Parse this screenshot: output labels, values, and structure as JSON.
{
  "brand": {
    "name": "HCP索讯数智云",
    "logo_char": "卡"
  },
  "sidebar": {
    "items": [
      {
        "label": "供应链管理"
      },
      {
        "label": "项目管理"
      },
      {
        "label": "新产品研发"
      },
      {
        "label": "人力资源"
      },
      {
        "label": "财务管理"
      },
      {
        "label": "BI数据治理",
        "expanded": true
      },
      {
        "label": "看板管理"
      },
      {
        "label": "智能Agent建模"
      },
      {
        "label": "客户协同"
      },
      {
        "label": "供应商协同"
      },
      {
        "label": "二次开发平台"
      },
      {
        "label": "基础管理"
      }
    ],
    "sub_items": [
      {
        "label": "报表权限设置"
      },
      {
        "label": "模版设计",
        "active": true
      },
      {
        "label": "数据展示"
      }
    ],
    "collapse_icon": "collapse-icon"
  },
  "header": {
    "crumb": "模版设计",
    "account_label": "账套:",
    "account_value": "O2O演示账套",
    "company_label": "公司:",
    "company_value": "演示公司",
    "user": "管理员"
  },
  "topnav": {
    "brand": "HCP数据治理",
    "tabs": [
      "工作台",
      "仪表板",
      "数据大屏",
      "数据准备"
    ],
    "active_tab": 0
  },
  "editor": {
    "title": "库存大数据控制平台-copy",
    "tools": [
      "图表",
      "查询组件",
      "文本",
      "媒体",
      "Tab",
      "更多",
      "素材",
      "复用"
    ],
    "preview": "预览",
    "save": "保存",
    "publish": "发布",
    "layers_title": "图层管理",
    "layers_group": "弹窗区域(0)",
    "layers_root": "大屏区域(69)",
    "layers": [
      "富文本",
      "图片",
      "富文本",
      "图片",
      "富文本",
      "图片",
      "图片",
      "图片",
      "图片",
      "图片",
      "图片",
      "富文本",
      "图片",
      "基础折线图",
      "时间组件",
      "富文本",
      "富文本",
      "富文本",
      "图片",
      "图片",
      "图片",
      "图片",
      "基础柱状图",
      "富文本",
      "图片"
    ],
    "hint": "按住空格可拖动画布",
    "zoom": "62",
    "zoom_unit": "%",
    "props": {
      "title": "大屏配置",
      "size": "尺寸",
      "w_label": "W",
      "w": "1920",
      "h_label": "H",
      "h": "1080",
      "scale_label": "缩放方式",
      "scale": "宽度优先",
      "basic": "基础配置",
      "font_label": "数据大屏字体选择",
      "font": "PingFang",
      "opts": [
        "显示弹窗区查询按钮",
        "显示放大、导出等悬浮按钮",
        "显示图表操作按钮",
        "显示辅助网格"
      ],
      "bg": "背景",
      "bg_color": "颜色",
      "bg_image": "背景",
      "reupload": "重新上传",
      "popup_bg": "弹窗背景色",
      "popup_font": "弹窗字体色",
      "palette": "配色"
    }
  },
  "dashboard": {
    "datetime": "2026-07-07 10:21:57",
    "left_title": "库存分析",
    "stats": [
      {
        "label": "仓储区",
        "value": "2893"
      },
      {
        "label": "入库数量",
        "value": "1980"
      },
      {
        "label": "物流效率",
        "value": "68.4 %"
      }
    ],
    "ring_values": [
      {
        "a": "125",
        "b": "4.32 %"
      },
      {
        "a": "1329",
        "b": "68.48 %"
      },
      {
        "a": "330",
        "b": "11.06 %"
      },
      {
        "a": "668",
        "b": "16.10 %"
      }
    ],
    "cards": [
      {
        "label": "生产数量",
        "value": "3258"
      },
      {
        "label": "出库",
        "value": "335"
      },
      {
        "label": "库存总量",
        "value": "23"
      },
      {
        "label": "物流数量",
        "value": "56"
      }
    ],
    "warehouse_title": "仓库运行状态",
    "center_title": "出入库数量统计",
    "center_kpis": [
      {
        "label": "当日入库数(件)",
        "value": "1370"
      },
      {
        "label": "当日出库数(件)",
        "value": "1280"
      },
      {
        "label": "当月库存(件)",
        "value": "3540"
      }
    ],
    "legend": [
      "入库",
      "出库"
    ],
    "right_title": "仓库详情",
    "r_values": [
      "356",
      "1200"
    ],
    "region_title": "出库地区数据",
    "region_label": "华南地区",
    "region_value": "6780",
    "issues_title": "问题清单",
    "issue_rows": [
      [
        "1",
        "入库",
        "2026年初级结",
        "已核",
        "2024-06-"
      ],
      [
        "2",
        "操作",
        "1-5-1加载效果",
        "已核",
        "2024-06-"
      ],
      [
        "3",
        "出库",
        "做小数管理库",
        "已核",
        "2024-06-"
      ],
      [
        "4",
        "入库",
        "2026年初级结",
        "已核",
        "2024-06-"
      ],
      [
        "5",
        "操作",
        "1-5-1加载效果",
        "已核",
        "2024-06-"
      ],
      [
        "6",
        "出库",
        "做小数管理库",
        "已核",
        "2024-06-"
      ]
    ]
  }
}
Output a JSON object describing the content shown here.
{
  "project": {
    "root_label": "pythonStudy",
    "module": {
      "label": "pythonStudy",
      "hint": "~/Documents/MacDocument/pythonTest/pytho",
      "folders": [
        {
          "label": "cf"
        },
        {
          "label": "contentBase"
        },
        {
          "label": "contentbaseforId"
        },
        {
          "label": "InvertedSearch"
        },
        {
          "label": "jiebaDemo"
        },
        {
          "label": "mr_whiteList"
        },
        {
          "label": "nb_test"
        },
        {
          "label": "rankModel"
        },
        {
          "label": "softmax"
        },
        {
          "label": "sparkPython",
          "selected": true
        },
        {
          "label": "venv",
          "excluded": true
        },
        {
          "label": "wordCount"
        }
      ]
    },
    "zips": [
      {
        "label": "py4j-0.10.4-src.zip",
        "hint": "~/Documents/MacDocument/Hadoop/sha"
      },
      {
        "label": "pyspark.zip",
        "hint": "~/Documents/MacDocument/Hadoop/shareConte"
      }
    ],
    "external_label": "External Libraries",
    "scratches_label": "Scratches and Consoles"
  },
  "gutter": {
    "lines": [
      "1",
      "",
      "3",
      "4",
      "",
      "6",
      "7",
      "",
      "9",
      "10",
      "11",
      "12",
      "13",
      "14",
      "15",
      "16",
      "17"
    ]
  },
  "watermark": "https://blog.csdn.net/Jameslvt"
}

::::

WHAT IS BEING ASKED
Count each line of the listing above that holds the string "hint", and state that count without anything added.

SOLUTION BELOW
4